Starting school was a big day in our lives and I guess all the more when it’s your first born and only one. I think some of us, these days take parenting very seriously – I do!
He was just two and a half years old when he started playschool. Of course, he was not the only one – there were 14 others around the same age, some even younger. But for me, he was the only one.
It was not just about the fact that my son was starting a new phase; my apprehensions and concerns were higher because we had just moved to South Africa from the UAE and there were so many things I was unsure of.
The cultural difference to start with. Back in the UAE, he was used to seeing a lot of Indians around him and in his class he was the only one. Communication was also a big concern because we would speak mostly Hindi at home. Of course my son could understand English but I was not confident about his ability to convey his feelings in the same manner. And not to mention, the accent! It took the teacher a whole term to get to pronounce his name right!
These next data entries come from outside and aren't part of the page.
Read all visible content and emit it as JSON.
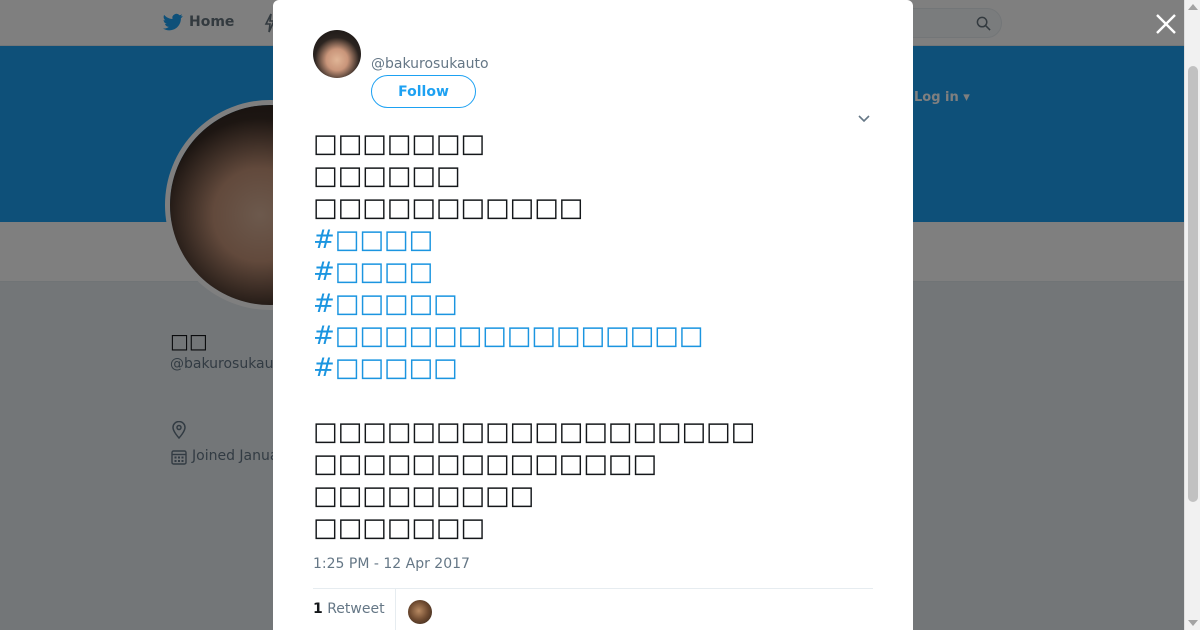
{
  "topbar": {
    "home_label": "Home",
    "login_label": "Log in ▾"
  },
  "profile": {
    "name": "□□",
    "handle": "@bakurosukaut",
    "joined": "Joined Janua"
  },
  "tweet": {
    "handle": "@bakurosukauto",
    "follow_label": "Follow",
    "lines": [
      {
        "text": "□□□□□□□",
        "hashtag": false
      },
      {
        "text": "□□□□□□",
        "hashtag": false
      },
      {
        "text": "□□□□□□□□□□□",
        "hashtag": false
      },
      {
        "text": "#□□□□",
        "hashtag": true
      },
      {
        "text": "#□□□□",
        "hashtag": true
      },
      {
        "text": "#□□□□□",
        "hashtag": true
      },
      {
        "text": "#□□□□□□□□□□□□□□□",
        "hashtag": true
      },
      {
        "text": "#□□□□□",
        "hashtag": true
      },
      {
        "text": "",
        "hashtag": false
      },
      {
        "text": "□□□□□□□□□□□□□□□□□□",
        "hashtag": false
      },
      {
        "text": "□□□□□□□□□□□□□□",
        "hashtag": false
      },
      {
        "text": "□□□□□□□□□",
        "hashtag": false
      },
      {
        "text": "□□□□□□□",
        "hashtag": false
      }
    ],
    "timestamp": "1:25 PM - 12 Apr 2017",
    "retweet_count": "1",
    "retweet_label": "Retweet"
  },
  "colors": {
    "accent": "#1da1f2",
    "hashtag": "#1b95e0",
    "text": "#14171a",
    "muted": "#657786"
  },
  "icons": [
    "twitter-bird-icon",
    "moments-bolt-icon",
    "search-icon",
    "location-pin-icon",
    "calendar-icon",
    "close-icon",
    "caret-down-icon"
  ]
}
I went with the whole process of mentally preparing my child that I won’t be with him for a few hours every morning but he will have a teacher to help him with everything and that he will get to play a lot with other children and hoped it would be easy for him. Of course, my dream of having the perfect start was just that – a dream.
There was a lot of explanation and stories that I had to tell my son so that he would understand the concept behind why mummy can’t be with him but will come and fetch him as soon as school is over.
We struggled emotionally adjusting to the fact. But thankfully it took me a week to get used to it and then I started enjoying the routine. My son took a month and a lot of scolding, explanations and stories.
The questions always were – “Why can’t u play with me in school? and Why do I have to go to school every day? When I would come to pick him up once school was over, he would always greet me with a big bear hug and then say that he cried because he missed me so much. “I don’t like it without u,” was a sentence I heard a lot and it would sometimes kill me. But I tried very hard to ensure that he did not miss a day and maybe that helped build his confidence with his teacher and classmates.
It took him a month to get confidence that I will come and take him back home – quite a challenge but I sincerely think had it not been for the kind teacher and assistant this job could have been herculean.
And then it happened. The day that I had been waiting for arrived.
I dropped my son to school gave him a hug and kiss as was the ritual and said I will come soon and got the reply “Bye Mumma, see you soon. Don’t miss me, okay?”
experience of her son’s